Foo DOGs are actually Lions
- They originated in China: shi, meaning lion or shishi ... stone lion.
- In colloquial English they are known as lion dogs.
- Resembling the Chow-Chow and Shih Tzu led them to be called foo dogs in English.
- These Imperial lions are a traditional Chinese architectural ornament.
- They were originally displayed outdoors.
- Chinese guardian lions stood sentry in front of palaces, temples, and homes of elite.
- Also used in palaces and tombs - and spread to other parts of Asia - as well as Japan.
- They could be quite massive and imposing with their wide open mouths in midroar.
- It was much later that smaller ones were produced.
Used in imperial Chinese palaces and tombs, the lions subsequently spread to other parts of Asia including Japan.
Meant to be in pairs. Foo dogs are symbolic, protective statues – one is female and one is male. The female represents yin and symbolically protects the people dwelling in the home, while the male represents yang, protects the structure itself.
Each detail of the is symbolic. You can tell their gender by examining what’s beneath the paws. The male holds a ball, the female holds a puppy.
The ball represents the world and the puppy represents nature or a nurturing spirit.
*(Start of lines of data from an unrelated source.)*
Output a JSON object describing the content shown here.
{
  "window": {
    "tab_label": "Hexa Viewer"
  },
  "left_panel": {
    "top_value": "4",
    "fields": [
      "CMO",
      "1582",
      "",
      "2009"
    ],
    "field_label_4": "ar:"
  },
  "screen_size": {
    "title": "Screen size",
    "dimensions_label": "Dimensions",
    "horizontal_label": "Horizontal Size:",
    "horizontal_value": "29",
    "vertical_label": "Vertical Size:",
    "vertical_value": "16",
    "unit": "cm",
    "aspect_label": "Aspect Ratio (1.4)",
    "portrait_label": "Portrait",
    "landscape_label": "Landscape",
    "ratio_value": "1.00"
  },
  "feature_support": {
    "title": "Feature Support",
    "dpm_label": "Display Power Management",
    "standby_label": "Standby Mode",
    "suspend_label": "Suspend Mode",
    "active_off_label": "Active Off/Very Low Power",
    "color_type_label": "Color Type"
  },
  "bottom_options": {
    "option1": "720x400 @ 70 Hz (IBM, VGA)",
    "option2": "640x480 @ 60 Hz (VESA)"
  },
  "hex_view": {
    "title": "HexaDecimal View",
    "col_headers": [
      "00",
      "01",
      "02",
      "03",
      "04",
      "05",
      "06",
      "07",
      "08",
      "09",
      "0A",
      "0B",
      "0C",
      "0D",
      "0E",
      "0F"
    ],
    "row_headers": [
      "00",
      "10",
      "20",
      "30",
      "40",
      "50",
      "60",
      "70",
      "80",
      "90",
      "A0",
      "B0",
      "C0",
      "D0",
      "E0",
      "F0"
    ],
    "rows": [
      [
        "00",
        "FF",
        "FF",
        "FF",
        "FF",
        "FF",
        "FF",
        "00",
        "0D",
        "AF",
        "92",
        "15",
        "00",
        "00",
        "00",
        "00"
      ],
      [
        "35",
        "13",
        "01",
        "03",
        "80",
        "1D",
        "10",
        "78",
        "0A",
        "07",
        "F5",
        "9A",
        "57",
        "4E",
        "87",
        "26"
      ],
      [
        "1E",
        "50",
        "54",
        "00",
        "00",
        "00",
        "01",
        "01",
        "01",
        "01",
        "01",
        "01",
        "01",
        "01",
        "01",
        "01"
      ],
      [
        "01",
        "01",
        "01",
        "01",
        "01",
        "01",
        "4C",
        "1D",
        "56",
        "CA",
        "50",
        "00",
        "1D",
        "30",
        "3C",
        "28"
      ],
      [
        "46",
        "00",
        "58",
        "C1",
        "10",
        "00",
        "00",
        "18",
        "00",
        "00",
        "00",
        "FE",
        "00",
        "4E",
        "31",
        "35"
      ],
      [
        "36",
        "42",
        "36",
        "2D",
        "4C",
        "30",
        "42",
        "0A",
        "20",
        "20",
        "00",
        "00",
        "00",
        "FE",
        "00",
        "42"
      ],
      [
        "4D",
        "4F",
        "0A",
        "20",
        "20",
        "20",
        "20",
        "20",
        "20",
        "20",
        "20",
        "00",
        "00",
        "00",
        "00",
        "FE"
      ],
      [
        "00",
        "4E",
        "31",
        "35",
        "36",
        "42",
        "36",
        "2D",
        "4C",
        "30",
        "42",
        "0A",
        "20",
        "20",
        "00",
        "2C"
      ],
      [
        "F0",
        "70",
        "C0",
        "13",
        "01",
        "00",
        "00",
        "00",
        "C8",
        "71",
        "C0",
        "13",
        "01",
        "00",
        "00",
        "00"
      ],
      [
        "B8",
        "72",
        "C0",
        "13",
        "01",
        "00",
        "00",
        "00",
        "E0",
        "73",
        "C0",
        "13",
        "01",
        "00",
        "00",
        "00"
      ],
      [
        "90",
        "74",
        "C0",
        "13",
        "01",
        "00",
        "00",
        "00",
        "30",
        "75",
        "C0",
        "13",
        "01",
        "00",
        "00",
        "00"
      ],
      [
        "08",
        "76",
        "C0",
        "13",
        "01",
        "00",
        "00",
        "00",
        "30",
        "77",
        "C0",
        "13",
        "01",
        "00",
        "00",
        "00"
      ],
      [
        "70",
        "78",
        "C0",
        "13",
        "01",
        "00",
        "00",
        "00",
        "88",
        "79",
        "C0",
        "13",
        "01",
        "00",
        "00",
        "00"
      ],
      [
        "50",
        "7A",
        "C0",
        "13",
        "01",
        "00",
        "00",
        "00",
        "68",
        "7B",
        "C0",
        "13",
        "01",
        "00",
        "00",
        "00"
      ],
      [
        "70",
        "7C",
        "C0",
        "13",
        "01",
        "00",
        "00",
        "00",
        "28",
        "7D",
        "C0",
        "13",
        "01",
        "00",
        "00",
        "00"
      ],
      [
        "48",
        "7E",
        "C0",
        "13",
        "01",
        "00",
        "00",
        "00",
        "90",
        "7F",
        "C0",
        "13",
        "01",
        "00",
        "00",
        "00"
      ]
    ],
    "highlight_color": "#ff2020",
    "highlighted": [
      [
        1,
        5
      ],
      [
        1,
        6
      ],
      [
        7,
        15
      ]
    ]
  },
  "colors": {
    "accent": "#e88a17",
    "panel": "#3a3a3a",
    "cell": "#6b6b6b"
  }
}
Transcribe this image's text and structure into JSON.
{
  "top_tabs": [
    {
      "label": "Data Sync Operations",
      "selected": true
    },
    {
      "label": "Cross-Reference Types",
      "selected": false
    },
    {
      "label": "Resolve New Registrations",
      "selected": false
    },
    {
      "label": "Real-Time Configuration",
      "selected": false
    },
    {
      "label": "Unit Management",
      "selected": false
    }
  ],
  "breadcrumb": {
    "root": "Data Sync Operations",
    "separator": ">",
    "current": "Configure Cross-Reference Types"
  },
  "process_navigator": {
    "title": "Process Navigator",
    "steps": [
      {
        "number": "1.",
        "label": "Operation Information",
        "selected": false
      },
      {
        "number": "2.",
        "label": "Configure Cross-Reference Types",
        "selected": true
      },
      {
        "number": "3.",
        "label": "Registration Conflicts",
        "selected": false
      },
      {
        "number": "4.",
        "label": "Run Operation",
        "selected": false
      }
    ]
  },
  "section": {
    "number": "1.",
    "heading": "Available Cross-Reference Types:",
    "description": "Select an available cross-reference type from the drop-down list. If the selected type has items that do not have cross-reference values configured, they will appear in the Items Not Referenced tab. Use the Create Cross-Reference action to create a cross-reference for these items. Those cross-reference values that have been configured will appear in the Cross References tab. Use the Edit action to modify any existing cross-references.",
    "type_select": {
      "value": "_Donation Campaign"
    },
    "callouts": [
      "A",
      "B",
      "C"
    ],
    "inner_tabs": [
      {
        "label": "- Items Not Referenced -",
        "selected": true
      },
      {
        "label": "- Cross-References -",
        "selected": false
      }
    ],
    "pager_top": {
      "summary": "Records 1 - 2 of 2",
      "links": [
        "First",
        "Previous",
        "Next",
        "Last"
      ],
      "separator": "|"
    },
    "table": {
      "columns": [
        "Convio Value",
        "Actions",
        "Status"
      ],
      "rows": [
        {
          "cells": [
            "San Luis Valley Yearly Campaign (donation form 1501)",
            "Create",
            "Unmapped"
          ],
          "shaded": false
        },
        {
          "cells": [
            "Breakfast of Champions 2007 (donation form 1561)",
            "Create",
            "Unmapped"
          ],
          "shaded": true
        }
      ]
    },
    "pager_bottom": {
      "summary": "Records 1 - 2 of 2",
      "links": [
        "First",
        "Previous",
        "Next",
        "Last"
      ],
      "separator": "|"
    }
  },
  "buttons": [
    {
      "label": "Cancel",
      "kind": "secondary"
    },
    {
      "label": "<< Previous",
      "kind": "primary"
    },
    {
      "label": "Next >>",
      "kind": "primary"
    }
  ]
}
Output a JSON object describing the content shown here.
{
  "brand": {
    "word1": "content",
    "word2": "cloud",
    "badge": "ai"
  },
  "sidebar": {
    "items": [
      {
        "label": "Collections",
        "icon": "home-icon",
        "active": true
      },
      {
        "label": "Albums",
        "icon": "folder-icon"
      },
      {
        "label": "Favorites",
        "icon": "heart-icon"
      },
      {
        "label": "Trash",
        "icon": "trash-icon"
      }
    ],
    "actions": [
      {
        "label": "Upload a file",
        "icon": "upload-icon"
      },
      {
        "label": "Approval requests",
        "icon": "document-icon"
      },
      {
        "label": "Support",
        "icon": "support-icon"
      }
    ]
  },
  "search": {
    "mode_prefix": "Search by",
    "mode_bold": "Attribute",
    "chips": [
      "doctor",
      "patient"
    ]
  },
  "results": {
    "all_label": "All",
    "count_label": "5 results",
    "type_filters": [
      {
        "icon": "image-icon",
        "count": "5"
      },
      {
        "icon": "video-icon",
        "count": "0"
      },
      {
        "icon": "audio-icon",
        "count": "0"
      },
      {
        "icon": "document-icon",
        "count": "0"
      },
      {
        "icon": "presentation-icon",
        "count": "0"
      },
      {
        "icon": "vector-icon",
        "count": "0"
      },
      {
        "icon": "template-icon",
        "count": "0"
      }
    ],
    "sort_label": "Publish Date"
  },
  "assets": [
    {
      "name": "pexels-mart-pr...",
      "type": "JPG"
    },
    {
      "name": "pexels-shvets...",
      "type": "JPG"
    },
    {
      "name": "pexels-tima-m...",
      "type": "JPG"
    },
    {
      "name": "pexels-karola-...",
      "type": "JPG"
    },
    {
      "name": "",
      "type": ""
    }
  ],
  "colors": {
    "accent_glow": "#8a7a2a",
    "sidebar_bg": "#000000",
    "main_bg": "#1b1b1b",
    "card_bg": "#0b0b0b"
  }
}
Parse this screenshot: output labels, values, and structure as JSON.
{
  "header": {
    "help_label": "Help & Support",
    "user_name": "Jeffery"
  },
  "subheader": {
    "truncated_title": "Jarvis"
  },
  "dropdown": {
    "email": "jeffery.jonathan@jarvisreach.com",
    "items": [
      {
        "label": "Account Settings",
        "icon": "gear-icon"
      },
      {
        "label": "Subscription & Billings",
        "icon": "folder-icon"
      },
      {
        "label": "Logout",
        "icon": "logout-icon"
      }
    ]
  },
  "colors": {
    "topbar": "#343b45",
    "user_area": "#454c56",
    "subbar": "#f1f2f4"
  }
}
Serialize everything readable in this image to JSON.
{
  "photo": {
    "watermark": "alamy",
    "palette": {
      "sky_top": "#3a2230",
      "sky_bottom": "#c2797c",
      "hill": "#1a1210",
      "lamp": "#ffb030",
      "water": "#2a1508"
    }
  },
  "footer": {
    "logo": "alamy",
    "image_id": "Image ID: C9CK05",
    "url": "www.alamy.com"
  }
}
If it has an open mouth and the other has closed one, this may represent the in-and-out breath, or the sound of “om.”